Afghanistan's Real Victory
Recently, both Afghani warring factions have announced convincing victories in their ongoing battle for the control of Afghanistan. In late July and Early August of this year, Taliban forces launched a major summer-offensive, in which large areas under the control of the opposition alliance were captured.
Most of the newly acquired territories however, were promptly retrieved by Ahmed Shah Massood led forces, after the oppositions regrouped following their quick defeat.
According to Hussain Anwari, a spokesman for the opposition, Taliban troops were beaten and driven out from the Sangcharak district in the Sar-i-pul province earlier this week. Anwari has also claimed that the fighting is moving south of Sangcharak, only 25 miles away from the provincial capital of Sar-i-Pul.
Taliban sources have not yet commented on the opposition's up-to-date comeback, but the Taliban Agricultural Minister Maulvi Abdul Latif Mansoor has acknowledged that Taliban forces have destroyed canals, wells, and orchards on the Shomali plains, north of Kabul.
In an interview with The Associated Press on August 28, Mr. Mansoor stated, "We were forced to destroy irrigation systems and orchards in some areas where our soldiers were being targeted and killed".
While both parties appear as determined as ever to fight their war to the end, hope is fading for peace to emerge in that devastated land.
It is without a doubt that the strong moralistic imperative that propelled the Mujahideen's war against the occupying Russian forces can not be applied to the contemporary inner Afghani civil war.
Such a conclusion is not only drawn from the fact that the war was suddenly converted to clashes of interests along ethnic lines and strategic alliances, rather than ideological ones, but also because the people of Afghanistan have become the victims of those who once vowed to protect them.

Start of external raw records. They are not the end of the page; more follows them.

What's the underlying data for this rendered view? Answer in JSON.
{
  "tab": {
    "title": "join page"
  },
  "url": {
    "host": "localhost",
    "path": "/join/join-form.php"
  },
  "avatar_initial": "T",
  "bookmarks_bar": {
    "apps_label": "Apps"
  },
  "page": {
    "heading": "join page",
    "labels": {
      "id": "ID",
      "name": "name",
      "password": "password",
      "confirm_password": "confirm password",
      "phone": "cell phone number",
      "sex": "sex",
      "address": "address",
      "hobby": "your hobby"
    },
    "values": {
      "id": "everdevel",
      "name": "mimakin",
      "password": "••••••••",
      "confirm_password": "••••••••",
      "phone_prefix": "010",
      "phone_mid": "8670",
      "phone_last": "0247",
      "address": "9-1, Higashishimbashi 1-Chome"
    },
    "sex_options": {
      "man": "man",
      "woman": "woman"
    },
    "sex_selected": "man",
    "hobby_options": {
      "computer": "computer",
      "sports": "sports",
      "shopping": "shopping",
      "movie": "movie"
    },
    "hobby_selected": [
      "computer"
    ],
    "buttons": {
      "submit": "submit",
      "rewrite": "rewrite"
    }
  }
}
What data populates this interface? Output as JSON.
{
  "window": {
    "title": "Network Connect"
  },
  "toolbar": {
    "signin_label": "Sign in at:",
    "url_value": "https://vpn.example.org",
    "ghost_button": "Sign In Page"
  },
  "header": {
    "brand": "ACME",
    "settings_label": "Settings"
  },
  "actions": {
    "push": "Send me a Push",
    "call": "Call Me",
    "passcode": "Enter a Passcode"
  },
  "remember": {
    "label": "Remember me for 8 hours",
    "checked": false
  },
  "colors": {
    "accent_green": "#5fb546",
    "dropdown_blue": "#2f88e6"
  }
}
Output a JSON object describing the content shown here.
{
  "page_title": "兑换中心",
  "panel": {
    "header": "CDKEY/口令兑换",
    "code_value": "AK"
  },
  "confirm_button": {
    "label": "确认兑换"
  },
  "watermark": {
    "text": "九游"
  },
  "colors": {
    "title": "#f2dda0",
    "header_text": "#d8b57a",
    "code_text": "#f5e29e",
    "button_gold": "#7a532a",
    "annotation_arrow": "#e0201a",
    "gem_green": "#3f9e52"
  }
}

In the past, The United Nations and several Muslim countries initiated several bashful attempts to curb the disastrous results of the civil war, yet they were doomed to failure.
A visible cloud of passiveness and apathy is brooding over the heads of many of those who once cheered for the Mujahideen and their heroic war stories. Many argue that what appears to be apathy is in fact the feeling of deep disappointment, in what has become the memory of the Mujahideen legendary wars.
If no foreign powers have vested interests in the continuation of the war, it is obvious that no one has any interest in stopping it either. Many Arab countries may fear that the end of the war means the return of many "Arab Afghans" who bring with them waves of violence and fanaticism.
Although the indifference of the Arab and Muslim worlds and the international community as a whole must be acknowledged, the warring Afghani factions shall never be stripped from their role in continuing the bloodshed in Afghanistan.
The latest declaration of victory on both sides indeed provokes the question: who is winning the Afghani civil war? Since the attacks and counterattacks are almost equal in their magnitude, such a question can not be easily answered.
But with certainty we can easily answer the question; who is losing the Afghani civil war? Indeed, the people of Afghanistan are the real losers. Those who were denied life, and those who were uprooted from their lands and homes truly paid the price of a war that can only be described as savage and unjustifiable.
In the last two weeks, in the Shomali plains alone, 70,000 people were forced to vacate their towns and villages and look for shelter elsewhere for the sounds of shells and bombs were quickly approaching. The human cost of the Afghani civil war is intensifying and the anguish of the innocent Afghanis is incomprehensible.
If the Afghani Mujahideen had truly fought the Russians for the sake of their people, then they must also bring an end to their own civil war for the sake of their people. Then and only then, we can confidently declare that the Afghanis have won the war.
Topics: Afghanistan, Conflicts And War, Taliban, War